Start of DATASET CONTENT
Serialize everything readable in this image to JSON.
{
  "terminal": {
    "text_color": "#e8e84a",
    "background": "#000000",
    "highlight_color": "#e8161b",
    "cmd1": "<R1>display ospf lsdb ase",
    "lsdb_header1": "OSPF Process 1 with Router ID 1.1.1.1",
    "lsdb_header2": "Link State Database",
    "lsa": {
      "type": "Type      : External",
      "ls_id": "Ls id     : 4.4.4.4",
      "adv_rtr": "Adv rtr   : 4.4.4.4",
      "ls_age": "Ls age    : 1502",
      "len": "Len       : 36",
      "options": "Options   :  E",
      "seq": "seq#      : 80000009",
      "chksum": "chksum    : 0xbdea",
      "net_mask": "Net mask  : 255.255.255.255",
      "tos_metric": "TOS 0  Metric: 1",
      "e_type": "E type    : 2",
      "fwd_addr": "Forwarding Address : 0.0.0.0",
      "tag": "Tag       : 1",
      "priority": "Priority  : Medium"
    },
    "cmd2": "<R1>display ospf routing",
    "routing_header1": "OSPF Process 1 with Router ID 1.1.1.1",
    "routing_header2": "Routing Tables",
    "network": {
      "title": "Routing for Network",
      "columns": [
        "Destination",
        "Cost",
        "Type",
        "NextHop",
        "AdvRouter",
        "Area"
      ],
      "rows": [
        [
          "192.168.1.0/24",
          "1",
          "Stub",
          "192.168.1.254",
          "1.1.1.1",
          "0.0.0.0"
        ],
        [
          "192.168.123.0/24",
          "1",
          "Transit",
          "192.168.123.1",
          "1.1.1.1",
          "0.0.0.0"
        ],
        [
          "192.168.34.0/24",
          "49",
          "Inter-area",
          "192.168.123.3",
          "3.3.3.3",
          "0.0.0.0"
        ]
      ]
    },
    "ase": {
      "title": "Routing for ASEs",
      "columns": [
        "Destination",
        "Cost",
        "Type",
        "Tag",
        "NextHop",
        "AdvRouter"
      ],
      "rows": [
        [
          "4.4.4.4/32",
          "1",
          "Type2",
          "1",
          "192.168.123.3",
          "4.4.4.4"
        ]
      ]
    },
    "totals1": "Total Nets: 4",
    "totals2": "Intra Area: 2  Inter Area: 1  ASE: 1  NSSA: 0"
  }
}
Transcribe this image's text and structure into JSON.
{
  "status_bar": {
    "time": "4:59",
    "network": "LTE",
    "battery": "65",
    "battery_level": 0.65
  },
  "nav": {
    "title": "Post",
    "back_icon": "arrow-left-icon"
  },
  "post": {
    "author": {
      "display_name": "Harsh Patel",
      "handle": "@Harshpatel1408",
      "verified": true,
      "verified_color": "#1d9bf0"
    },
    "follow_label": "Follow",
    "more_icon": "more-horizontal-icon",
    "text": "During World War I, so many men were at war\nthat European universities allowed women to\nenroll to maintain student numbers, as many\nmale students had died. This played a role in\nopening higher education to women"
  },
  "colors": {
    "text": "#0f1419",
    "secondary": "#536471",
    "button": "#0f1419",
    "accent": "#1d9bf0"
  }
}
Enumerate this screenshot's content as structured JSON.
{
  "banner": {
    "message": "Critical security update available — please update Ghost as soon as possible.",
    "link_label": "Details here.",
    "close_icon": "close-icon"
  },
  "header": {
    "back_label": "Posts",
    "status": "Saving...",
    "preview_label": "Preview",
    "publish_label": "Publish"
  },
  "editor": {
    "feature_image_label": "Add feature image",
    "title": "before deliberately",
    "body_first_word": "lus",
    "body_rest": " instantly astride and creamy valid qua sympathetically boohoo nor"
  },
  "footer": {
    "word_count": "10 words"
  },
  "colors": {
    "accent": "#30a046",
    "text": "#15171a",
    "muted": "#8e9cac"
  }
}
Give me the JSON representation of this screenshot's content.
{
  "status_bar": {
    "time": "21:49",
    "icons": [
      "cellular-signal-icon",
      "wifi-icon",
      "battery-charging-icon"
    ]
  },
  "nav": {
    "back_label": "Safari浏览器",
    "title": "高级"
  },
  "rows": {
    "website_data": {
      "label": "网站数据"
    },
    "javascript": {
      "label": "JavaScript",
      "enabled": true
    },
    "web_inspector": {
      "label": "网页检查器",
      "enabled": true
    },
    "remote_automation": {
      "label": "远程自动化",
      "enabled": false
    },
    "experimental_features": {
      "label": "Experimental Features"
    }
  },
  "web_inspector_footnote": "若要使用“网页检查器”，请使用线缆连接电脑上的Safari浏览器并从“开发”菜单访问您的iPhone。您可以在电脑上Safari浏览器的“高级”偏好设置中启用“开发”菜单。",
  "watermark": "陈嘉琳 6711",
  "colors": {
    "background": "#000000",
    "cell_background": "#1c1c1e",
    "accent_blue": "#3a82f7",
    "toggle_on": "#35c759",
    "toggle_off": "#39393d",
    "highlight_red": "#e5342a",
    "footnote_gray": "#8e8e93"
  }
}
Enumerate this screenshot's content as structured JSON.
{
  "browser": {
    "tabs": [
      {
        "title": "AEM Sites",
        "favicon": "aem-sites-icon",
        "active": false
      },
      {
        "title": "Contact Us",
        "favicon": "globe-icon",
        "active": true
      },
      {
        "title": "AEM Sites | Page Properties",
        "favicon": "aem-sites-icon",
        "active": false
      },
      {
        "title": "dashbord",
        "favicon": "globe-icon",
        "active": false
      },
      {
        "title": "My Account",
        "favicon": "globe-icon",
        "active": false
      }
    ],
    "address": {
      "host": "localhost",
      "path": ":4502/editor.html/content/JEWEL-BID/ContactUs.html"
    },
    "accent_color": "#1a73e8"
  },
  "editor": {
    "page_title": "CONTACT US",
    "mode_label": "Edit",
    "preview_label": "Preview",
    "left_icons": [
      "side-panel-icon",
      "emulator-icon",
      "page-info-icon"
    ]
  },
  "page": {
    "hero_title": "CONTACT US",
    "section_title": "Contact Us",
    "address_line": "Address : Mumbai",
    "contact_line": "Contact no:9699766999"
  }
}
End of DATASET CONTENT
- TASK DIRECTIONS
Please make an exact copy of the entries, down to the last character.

- REPLY TO THE TASK
Serialize everything readable in this image to JSON.
{
  "terminal": {
    "text_color": "#e8e84a",
    "background": "#000000",
    "highlight_color": "#e8161b",
    "cmd1": "<R1>display ospf lsdb ase",
    "lsdb_header1": "OSPF Process 1 with Router ID 1.1.1.1",
    "lsdb_header2": "Link State Database",
    "lsa": {
      "type": "Type      : External",
      "ls_id": "Ls id     : 4.4.4.4",
      "adv_rtr": "Adv rtr   : 4.4.4.4",
      "ls_age": "Ls age    : 1502",
      "len": "Len       : 36",
      "options": "Options   :  E",
      "seq": "seq#      : 80000009",
      "chksum": "chksum    : 0xbdea",
      "net_mask": "Net mask  : 255.255.255.255",
      "tos_metric": "TOS 0  Metric: 1",
      "e_type": "E type    : 2",
      "fwd_addr": "Forwarding Address : 0.0.0.0",
      "tag": "Tag       : 1",
      "priority": "Priority  : Medium"
    },
    "cmd2": "<R1>display ospf routing",
    "routing_header1": "OSPF Process 1 with Router ID 1.1.1.1",
    "routing_header2": "Routing Tables",
    "network": {
      "title": "Routing for Network",
      "columns": [
        "Destination",
        "Cost",
        "Type",
        "NextHop",
        "AdvRouter",
        "Area"
      ],
      "rows": [
        [
          "192.168.1.0/24",
          "1",
          "Stub",
          "192.168.1.254",
          "1.1.1.1",
          "0.0.0.0"
        ],
        [
          "192.168.123.0/24",
          "1",
          "Transit",
          "192.168.123.1",
          "1.1.1.1",
          "0.0.0.0"
        ],
        [
          "192.168.34.0/24",
          "49",
          "Inter-area",
          "192.168.123.3",
          "3.3.3.3",
          "0.0.0.0"
        ]
      ]
    },
    "ase": {
      "title": "Routing for ASEs",
      "columns": [
        "Destination",
        "Cost",
        "Type",
        "Tag",
        "NextHop",
        "AdvRouter"
      ],
      "rows": [
        [
          "4.4.4.4/32",
          "1",
          "Type2",
          "1",
          "192.168.123.3",
          "4.4.4.4"
        ]
      ]
    },
    "totals1": "Total Nets: 4",
    "totals2": "Intra Area: 2  Inter Area: 1  ASE: 1  NSSA: 0"
  }
}
Transcribe this image's text and structure into JSON.
{
  "status_bar": {
    "time": "4:59",
    "network": "LTE",
    "battery": "65",
    "battery_level": 0.65
  },
  "nav": {
    "title": "Post",
    "back_icon": "arrow-left-icon"
  },
  "post": {
    "author": {
      "display_name": "Harsh Patel",
      "handle": "@Harshpatel1408",
      "verified": true,
      "verified_color": "#1d9bf0"
    },
    "follow_label": "Follow",
    "more_icon": "more-horizontal-icon",
    "text": "During World War I, so many men were at war\nthat European universities allowed women to\nenroll to maintain student numbers, as many\nmale students had died. This played a role in\nopening higher education to women"
  },
  "colors": {
    "text": "#0f1419",
    "secondary": "#536471",
    "button": "#0f1419",
    "accent": "#1d9bf0"
  }
}
Enumerate this screenshot's content as structured JSON.
{
  "banner": {
    "message": "Critical security update available — please update Ghost as soon as possible.",
    "link_label": "Details here.",
    "close_icon": "close-icon"
  },
  "header": {
    "back_label": "Posts",
    "status": "Saving...",
    "preview_label": "Preview",
    "publish_label": "Publish"
  },
  "editor": {
    "feature_image_label": "Add feature image",
    "title": "before deliberately",
    "body_first_word": "lus",
    "body_rest": " instantly astride and creamy valid qua sympathetically boohoo nor"
  },
  "footer": {
    "word_count": "10 words"
  },
  "colors": {
    "accent": "#30a046",
    "text": "#15171a",
    "muted": "#8e9cac"
  }
}
Give me the JSON representation of this screenshot's content.
{
  "status_bar": {
    "time": "21:49",
    "icons": [
      "cellular-signal-icon",
      "wifi-icon",
      "battery-charging-icon"
    ]
  },
  "nav": {
    "back_label": "Safari浏览器",
    "title": "高级"
  },
  "rows": {
    "website_data": {
      "label": "网站数据"
    },
    "javascript": {
      "label": "JavaScript",
      "enabled": true
    },
    "web_inspector": {
      "label": "网页检查器",
      "enabled": true
    },
    "remote_automation": {
      "label": "远程自动化",
      "enabled": false
    },
    "experimental_features": {
      "label": "Experimental Features"
    }
  },
  "web_inspector_footnote": "若要使用“网页检查器”，请使用线缆连接电脑上的Safari浏览器并从“开发”菜单访问您的iPhone。您可以在电脑上Safari浏览器的“高级”偏好设置中启用“开发”菜单。",
  "watermark": "陈嘉琳 6711",
  "colors": {
    "background": "#000000",
    "cell_background": "#1c1c1e",
    "accent_blue": "#3a82f7",
    "toggle_on": "#35c759",
    "toggle_off": "#39393d",
    "highlight_red": "#e5342a",
    "footnote_gray": "#8e8e93"
  }
}
Enumerate this screenshot's content as structured JSON.
{
  "browser": {
    "tabs": [
      {
        "title": "AEM Sites",
        "favicon": "aem-sites-icon",
        "active": false
      },
      {
        "title": "Contact Us",
        "favicon": "globe-icon",
        "active": true
      },
      {
        "title": "AEM Sites | Page Properties",
        "favicon": "aem-sites-icon",
        "active": false
      },
      {
        "title": "dashbord",
        "favicon": "globe-icon",
        "active": false
      },
      {
        "title": "My Account",
        "favicon": "globe-icon",
        "active": false
      }
    ],
    "address": {
      "host": "localhost",
      "path": ":4502/editor.html/content/JEWEL-BID/ContactUs.html"
    },
    "accent_color": "#1a73e8"
  },
  "editor": {
    "page_title": "CONTACT US",
    "mode_label": "Edit",
    "preview_label": "Preview",
    "left_icons": [
      "side-panel-icon",
      "emulator-icon",
      "page-info-icon"
    ]
  },
  "page": {
    "hero_title": "CONTACT US",
    "section_title": "Contact Us",
    "address_line": "Address : Mumbai",
    "contact_line": "Contact no:9699766999"
  }
}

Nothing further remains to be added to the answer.